A goat is tethered to the outside of a square barn in the middle of a large field. Where on the barn should the tether be attached to give the goat the biggest grazing area?

Prizes were won by Conner Lake and Bolaji Atanda. Mention should also go to Rashi Bhatt and Genie Louis de Canonville, who worked on it and made some progress but in the end didn’t submit an entry.

Answer: at a corner.

If the tether is short compared to the side of the barn, then with the tether attached at a corner the goat gets three 90-degree sectors of a circle of radius equal to the length of the tether. Anywhere else the goat gets only two 90-degree sectors like that, plus maybe (or maybe not) a third sector of smaller radius. So a corner is best.

Trickier is showing that corner is still best even if the tether is longer.

You can calculate particular cases (e.g. tether exactly equal to circumference of barn). You can calculate the case where the tether is very long compared to the side of the barn. Both still show the goat gets a better deal with the tether attached at a corner.

But how can we prove that is true *whatever* the length of the tether?

If the tether’s length is less than or equal to the circumference of the barn, then there is a simple argument from symmetry. Let F(x) = area in terms of the distance x of the tether from the midpoint of a side, taking barn-side-length 2b and tether-length t as constants. Symmetry tells us that F(x) is the same for every midpoint; and F is symmetric around x=0.

And more.

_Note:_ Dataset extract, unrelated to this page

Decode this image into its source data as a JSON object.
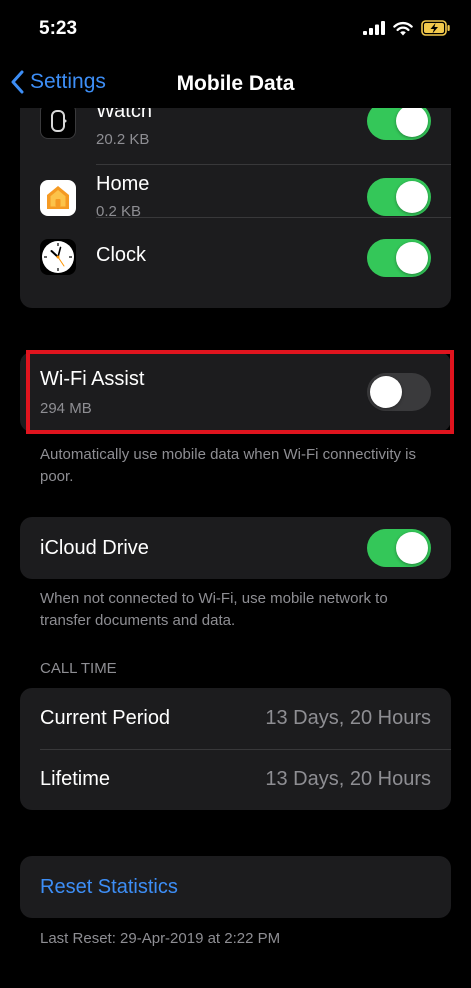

F(x) will be a sum of terms each of which is the area of a 90-degree sector of a circle of radius t, or (t-b+x), or (t-b-x), or (t-3b-x), or (t-3b+x). It will be a sum of quadratic functions of x, in each of which term x^{2} has a positive coefficient. Its graph will look like a symmetric stitching-together of bits of vertex-at-the-bottom parabolas. So it has a minimum at x=0, and its greatest value at the greatest and least possible values of x, namely x=b or x=−b, i.e. at a corner.

That argument breaks down if the tether’s length is greater than the circumference of the barn, because then F(x) is a more complicated function.

This is the simplest argument I can find to prove the conclusion for *all* lengths of tether.

Suppose x increased by a small amount δx. Then

δF = 0 [for the grazing area above the broken horizontal line in the diagram; that doesn’t change]

+ δx.(perimeter on the right below the broken line, clockwise to the cusp A if the tether is long enough to wind round the barn, or to the furthest clockwise stretch round the barn wall if the tether is shorter)

− δx.(perimeter on the left below the broken line, anticlockwise to the cusp A or to the furthest anticlockwise stretch)

+ terms of order (δx)^{2}.

But the perimeter on the right > perimeter on left. So dF/dx≥0 (for x≥0; and dF/dx≤0 for x≤0). Therefore F has a maximum at a corner (x=b or x=−b).